Maoate said that if there are more events then everyone will be able to benefit from accommodating tourists at their properties.

Smaller accommodation operators like Des Clarke and his wife Manarangi Tutai Ariki who run Gina’s Garden Lodges have raised concern that they are missing out on the tourist dollar.

They say that the small operators are unfairly losing potential visitors to the bigger hotels and resorts. Part of this is because of marketing issues.

Some of these operators feel that there are now too many accommodation properties and too many beds available in the face of shrinking visitor numbers.

They hope government can find a way for them to compete better with the larger operators.

Manarangi Ariki said she hasn’t gone broke yet and refuses to let anyone tell her she is not managing her property well.

“Tourism on this island was founded by the small operators you can see here,” she said.

Clarke also raised the contentious issue of net fishing in the lagoon and its negative impact on potential tourism boosting initiatives like fly fishing.

Aitutaki MP and industry member Teina Bishop says there is a 1990 by-law against the kind of net fishing that is causing problems on the island. All that needs to be done is for government to approve an updated one that will be properly enforced.

Nga Tom, a guesthouse owner, said he hopes that competition for Air Rarotonga will improve the industry.

“We need competition for Air Rarotonga. We know of one company – Kia Orana Air. That’s the way we’ll get some tourists to our destination,” he said.

Tom asked why Kia Orana Air has not started operating yet. Rasmussen assured him that government has assisted as much as it can in accommodating the introduction of the new airline which could launch in May.

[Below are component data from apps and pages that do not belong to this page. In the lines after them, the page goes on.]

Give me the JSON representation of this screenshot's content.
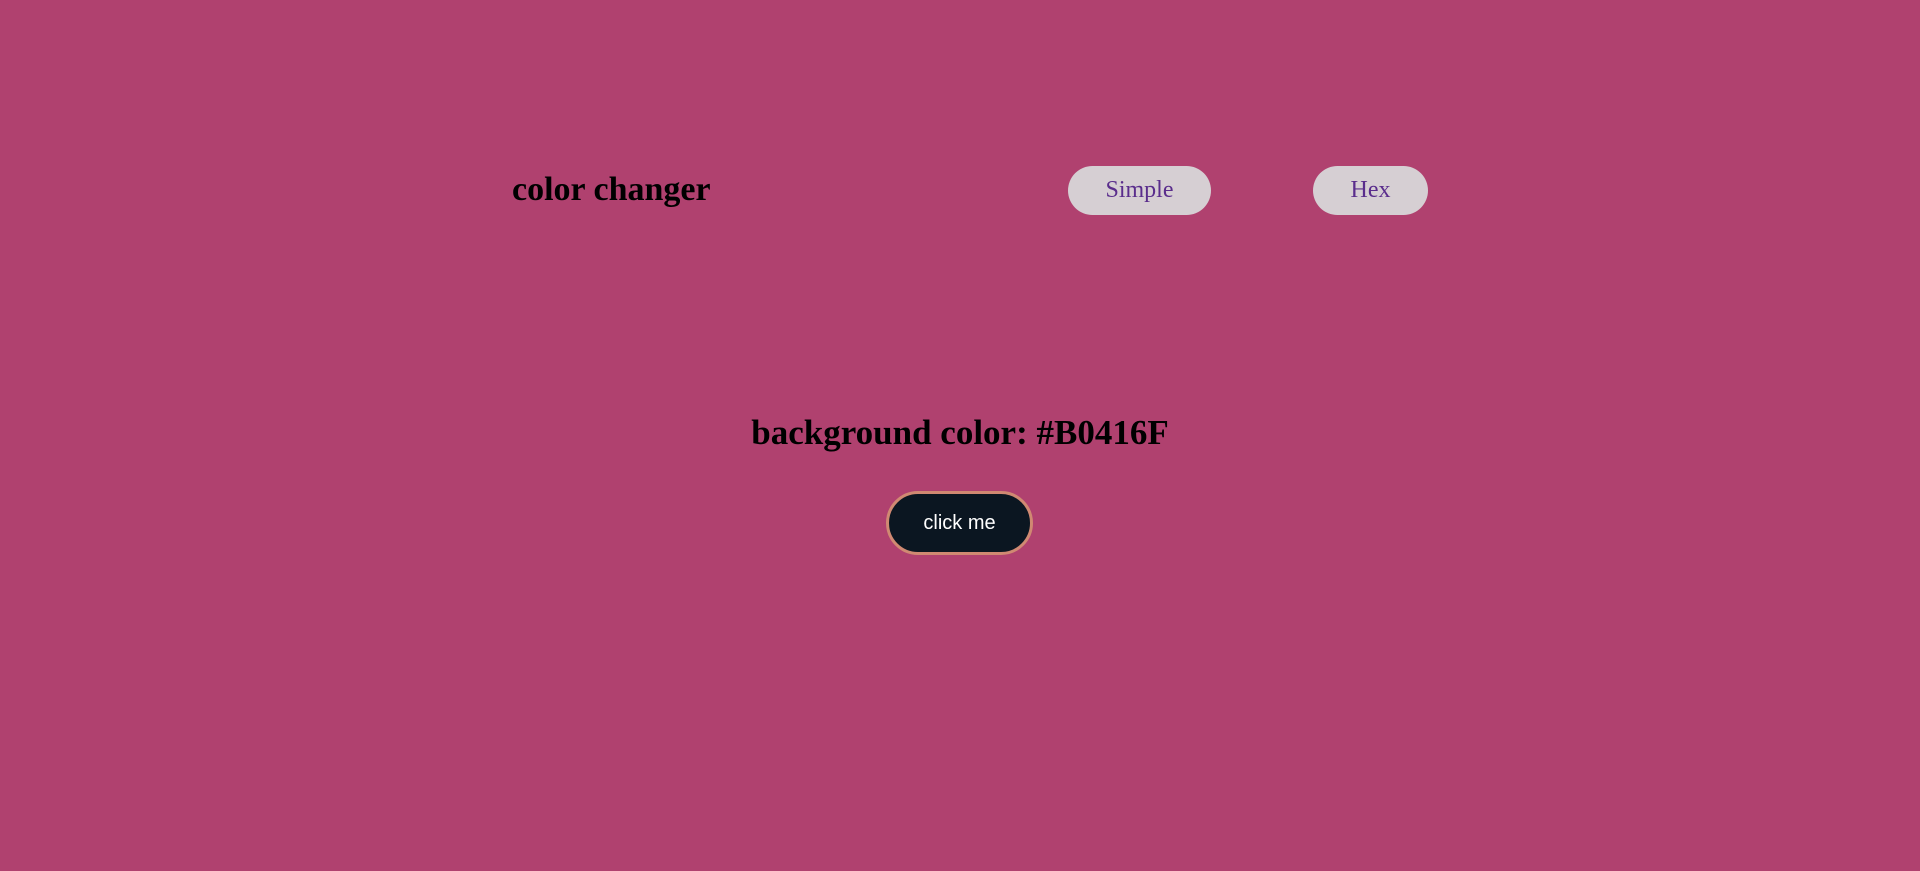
{
  "header": {
    "brand": "color changer",
    "nav": {
      "simple_label": "Simple",
      "hex_label": "Hex"
    }
  },
  "main": {
    "heading_prefix": "background color: ",
    "color_value": "#B0416F",
    "button_label": "click me"
  },
  "colors": {
    "page_background": "#B0416F",
    "nav_button_background": "#D6CFD3",
    "nav_button_text": "#5A2D8C",
    "action_button_background": "#0B1621",
    "action_button_border": "#D08972",
    "action_button_text": "#FFFFFF"
  }
}
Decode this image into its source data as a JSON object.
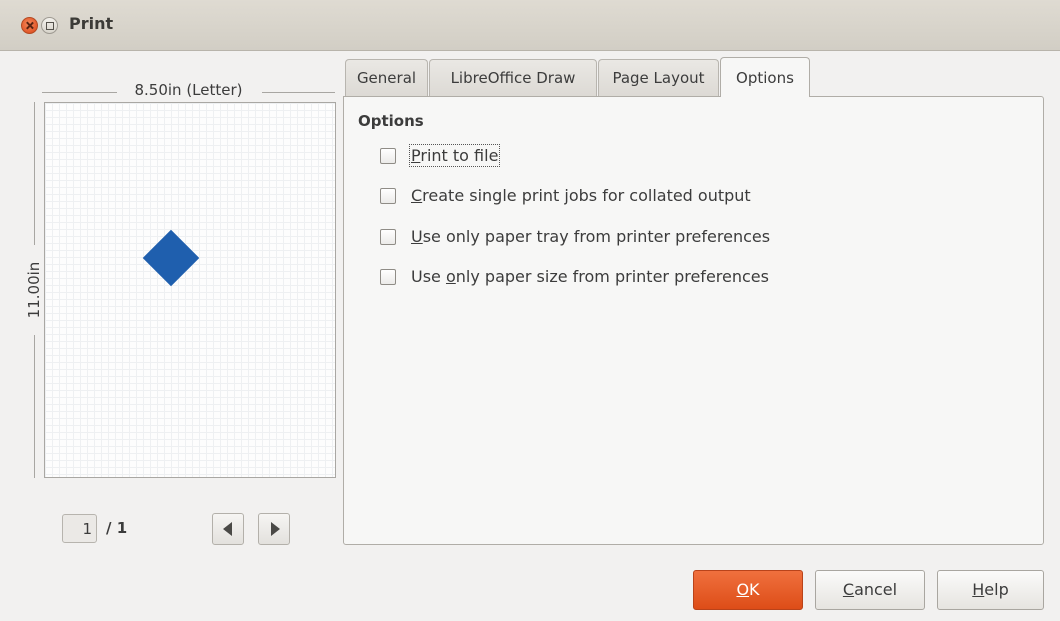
{
  "window": {
    "title": "Print"
  },
  "preview": {
    "paper_width": "8.50in (Letter)",
    "paper_height": "11.00in",
    "shape_color": "#1f5fae",
    "current_page": "1",
    "total_pages": "/ 1"
  },
  "tabs": [
    {
      "label": "General"
    },
    {
      "label": "LibreOffice Draw"
    },
    {
      "label": "Page Layout"
    },
    {
      "label": "Options",
      "active": true
    }
  ],
  "options": {
    "section_title": "Options",
    "items": [
      {
        "pre": "",
        "key": "P",
        "post": "rint to file",
        "checked": false
      },
      {
        "pre": "",
        "key": "C",
        "post": "reate single print jobs for collated output",
        "checked": false
      },
      {
        "pre": "",
        "key": "U",
        "post": "se only paper tray from printer preferences",
        "checked": false
      },
      {
        "pre": "Use ",
        "key": "o",
        "post": "nly paper size from printer preferences",
        "checked": false
      }
    ]
  },
  "buttons": {
    "ok": {
      "key": "O",
      "rest": "K"
    },
    "cancel": {
      "key": "C",
      "rest": "ancel"
    },
    "help": {
      "key": "H",
      "rest": "elp"
    }
  },
  "colors": {
    "ok_button": "#dd4d18",
    "close_button": "#e2582a"
  }
}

Rasmussen said he believed the new airline would probably charge $700 one way to the northern group islands – a huge difference when compared to Air Rarotonga’s fare of $2000 for the same. The minister said Kia Orana Air’s aim was to make up its income from air freight services while providing low cost airfares.

Rasmussen told those at the meeting he hopes they will come up with more proposals for new initiatives to help boost tourism in Aitutaki. - HG